“I think the most important thing is what you do to people to keep them growing and learning,” said Metropolitans 92 and France coach Vincent Collet in September. Told. “Whatever we do this season, the process isn’t over when the NBA starts next season. He’s a rookie. A talented rookie, but he’s still a rookie. He’s going to have a lot to learn.”
Team officials wanted to help Wenbanyama strengthen his fitness and body for the length of the NBA season without risking injury.
Wenbanyama’s agent, Ndiai, meets with Metropolitans 92 every few weeks to discuss his progress.
“The good thing is that you see something different every game,” Ndiai said last week. He continued: “He’s a lot stronger now. Early in the season when he was driving he would sometimes fall because of the physical defenders, but now he doesn’t move.”
Wenbanyama thinks about both his future and his present. He asks those who manage the schedule not to overload him so he can focus on the team’s game. He keeps telling people he thinks the league’s No. 2 Mets can win. That would end the championship round days before the NBA Draft.
In the months since the season began, Wenbanyama’s fame has grown. What hasn’t changed, though, is his commitment to keeping himself grounded. He can often be seen holding a book in his hand, whether on the team bus or meeting people after games.
He still enjoys doing things that allow him to reset so that he doesn’t get overwhelmed by his goals.
“Viktor is living his life,” Ndiai said with a laugh. “I lose contact with him after 9pm. He paints, reads books, listens to music and classical music, and has his own purpose.”

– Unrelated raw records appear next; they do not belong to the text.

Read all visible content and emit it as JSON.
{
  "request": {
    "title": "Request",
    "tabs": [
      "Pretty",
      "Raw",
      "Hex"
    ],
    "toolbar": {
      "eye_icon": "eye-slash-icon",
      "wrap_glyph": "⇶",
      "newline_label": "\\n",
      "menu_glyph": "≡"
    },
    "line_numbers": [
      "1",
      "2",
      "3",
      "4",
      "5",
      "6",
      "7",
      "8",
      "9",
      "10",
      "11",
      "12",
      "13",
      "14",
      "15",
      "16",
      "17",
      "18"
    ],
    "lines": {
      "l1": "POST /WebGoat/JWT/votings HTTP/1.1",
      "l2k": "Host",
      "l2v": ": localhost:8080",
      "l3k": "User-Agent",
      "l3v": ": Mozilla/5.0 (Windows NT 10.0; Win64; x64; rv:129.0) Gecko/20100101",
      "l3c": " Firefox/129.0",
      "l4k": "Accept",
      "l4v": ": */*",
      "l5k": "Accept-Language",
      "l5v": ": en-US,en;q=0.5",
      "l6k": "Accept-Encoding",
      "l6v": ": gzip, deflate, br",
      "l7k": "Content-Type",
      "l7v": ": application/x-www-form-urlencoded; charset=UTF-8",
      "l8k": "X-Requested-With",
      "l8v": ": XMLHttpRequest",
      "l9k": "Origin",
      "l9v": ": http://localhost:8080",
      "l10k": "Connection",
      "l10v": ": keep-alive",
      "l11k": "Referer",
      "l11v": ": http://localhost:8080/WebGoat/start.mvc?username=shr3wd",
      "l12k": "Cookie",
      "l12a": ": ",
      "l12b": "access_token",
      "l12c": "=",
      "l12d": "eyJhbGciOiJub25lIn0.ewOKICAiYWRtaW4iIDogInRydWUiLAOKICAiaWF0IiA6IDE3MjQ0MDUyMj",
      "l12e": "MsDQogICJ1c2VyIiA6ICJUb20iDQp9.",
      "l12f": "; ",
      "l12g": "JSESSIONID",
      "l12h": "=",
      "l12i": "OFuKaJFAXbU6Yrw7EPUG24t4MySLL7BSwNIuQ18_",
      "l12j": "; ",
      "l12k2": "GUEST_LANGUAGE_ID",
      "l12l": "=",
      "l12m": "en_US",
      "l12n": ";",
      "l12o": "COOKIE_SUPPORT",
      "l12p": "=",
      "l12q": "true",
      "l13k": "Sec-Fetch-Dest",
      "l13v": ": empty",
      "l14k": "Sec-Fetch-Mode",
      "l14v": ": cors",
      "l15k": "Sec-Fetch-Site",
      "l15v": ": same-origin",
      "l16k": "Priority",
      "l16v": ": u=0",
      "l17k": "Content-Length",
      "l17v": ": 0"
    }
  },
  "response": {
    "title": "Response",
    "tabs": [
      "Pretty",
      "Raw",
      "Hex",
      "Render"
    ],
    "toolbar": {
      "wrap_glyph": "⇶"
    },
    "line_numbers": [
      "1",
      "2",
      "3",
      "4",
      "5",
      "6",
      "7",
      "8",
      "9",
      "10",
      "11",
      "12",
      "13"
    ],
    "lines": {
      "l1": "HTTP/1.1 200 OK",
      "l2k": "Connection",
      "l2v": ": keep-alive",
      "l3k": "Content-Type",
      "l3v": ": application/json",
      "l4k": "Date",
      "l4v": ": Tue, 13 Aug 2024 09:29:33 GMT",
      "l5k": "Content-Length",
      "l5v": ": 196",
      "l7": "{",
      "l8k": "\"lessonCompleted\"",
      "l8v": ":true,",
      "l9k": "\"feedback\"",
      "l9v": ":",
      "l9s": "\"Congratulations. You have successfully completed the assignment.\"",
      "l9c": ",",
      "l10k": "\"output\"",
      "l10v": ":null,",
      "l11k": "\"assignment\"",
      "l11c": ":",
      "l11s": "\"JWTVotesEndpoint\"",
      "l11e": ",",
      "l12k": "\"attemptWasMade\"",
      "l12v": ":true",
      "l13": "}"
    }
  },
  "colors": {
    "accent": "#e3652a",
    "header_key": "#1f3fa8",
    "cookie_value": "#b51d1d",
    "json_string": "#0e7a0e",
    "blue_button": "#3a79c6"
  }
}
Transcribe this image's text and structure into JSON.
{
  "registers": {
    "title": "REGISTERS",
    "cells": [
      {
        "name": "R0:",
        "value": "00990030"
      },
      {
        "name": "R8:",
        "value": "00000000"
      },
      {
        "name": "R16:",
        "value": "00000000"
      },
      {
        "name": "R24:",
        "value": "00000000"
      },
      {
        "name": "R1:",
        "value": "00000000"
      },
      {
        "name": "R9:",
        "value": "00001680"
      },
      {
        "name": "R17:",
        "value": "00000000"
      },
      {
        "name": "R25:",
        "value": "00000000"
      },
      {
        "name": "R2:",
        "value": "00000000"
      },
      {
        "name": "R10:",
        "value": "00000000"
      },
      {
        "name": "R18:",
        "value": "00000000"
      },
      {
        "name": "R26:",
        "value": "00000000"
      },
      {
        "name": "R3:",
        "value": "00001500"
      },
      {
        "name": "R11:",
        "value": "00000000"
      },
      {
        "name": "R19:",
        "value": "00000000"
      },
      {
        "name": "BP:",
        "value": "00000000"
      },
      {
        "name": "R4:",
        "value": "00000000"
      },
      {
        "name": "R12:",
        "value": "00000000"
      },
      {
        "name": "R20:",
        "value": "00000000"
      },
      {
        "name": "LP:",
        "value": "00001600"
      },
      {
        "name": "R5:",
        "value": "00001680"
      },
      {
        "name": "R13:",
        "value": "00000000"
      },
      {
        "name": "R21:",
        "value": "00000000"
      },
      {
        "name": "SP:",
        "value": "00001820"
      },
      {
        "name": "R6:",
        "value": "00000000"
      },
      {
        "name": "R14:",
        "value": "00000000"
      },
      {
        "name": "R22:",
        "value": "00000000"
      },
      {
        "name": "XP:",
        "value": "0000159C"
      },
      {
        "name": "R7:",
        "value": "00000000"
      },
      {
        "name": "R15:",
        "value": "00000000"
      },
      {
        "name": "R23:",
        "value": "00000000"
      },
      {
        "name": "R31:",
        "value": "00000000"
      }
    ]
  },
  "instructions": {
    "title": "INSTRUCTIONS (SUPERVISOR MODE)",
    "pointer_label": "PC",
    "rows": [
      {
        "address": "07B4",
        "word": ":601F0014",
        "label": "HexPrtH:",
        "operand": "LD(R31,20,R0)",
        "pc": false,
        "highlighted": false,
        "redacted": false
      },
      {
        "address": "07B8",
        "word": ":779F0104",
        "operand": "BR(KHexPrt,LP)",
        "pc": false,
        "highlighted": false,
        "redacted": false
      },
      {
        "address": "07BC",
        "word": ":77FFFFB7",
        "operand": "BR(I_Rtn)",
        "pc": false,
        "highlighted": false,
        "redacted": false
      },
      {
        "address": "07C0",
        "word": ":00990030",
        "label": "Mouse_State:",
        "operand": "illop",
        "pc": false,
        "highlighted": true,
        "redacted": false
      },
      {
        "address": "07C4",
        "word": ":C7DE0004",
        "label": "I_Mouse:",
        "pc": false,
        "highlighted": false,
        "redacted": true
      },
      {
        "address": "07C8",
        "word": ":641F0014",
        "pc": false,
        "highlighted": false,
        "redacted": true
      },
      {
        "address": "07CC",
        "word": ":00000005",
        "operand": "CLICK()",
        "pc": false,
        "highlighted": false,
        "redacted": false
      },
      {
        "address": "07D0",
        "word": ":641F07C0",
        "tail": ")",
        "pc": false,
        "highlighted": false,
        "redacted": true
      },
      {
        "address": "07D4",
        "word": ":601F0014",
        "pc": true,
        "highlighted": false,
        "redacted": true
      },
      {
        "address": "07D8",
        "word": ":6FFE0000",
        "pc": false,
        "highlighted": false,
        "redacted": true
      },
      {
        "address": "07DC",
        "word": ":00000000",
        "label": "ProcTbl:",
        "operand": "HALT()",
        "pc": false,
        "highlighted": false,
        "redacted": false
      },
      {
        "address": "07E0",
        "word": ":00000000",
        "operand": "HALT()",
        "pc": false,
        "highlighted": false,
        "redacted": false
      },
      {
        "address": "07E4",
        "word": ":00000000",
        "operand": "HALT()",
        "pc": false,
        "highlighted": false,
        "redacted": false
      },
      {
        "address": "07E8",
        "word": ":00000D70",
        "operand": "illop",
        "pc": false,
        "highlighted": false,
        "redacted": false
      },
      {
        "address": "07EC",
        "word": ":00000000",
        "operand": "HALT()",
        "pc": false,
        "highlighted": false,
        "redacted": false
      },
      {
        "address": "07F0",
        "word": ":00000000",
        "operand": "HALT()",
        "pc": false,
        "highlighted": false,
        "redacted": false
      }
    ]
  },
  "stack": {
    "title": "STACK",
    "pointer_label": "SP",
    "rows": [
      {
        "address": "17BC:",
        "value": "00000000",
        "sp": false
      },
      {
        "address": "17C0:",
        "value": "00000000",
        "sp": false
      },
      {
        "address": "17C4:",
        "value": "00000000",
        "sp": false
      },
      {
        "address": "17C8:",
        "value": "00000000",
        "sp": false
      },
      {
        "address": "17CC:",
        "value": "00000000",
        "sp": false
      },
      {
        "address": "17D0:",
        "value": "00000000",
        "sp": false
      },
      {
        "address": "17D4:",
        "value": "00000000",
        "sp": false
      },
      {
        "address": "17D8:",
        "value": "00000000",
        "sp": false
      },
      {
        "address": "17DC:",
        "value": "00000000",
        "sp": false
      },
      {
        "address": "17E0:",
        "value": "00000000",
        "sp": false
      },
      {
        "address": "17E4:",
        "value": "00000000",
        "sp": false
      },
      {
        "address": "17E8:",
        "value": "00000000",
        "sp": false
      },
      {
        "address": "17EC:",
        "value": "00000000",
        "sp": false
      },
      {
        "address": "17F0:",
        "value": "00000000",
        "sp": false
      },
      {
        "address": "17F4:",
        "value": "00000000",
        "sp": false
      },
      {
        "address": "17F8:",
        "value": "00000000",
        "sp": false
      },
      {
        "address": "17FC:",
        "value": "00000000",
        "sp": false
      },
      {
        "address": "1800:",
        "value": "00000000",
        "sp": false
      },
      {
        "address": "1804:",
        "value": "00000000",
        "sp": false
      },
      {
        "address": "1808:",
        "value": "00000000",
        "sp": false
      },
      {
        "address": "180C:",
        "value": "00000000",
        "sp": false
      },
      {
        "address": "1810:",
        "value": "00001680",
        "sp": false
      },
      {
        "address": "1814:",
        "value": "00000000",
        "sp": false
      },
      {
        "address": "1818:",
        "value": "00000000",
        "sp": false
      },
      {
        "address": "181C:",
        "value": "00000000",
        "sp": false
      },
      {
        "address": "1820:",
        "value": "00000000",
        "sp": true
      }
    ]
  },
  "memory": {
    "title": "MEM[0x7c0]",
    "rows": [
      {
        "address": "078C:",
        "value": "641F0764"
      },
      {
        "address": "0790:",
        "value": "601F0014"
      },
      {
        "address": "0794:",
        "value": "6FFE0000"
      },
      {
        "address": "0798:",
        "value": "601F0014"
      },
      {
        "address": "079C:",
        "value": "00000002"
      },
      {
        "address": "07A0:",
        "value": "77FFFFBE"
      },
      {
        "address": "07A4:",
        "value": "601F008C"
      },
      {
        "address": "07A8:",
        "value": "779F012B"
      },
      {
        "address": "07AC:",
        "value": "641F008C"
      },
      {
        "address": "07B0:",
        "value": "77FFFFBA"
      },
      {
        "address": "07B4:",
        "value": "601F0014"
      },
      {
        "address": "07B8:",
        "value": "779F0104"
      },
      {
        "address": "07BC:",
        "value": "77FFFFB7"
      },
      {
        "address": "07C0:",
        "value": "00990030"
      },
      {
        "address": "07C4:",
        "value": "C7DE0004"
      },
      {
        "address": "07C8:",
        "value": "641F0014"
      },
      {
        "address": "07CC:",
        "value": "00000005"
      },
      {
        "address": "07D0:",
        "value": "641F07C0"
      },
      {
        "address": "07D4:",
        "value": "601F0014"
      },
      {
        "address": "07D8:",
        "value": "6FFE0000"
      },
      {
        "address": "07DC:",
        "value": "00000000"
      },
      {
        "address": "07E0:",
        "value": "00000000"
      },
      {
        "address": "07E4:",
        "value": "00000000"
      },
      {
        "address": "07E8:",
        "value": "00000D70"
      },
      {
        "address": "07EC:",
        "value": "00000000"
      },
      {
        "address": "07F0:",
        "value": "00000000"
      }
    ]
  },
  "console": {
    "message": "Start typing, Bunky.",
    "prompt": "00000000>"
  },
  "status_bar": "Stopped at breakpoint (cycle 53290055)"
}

His next challenge is to achieve his wildest dreams.
Leontine Galois Contributed to the report.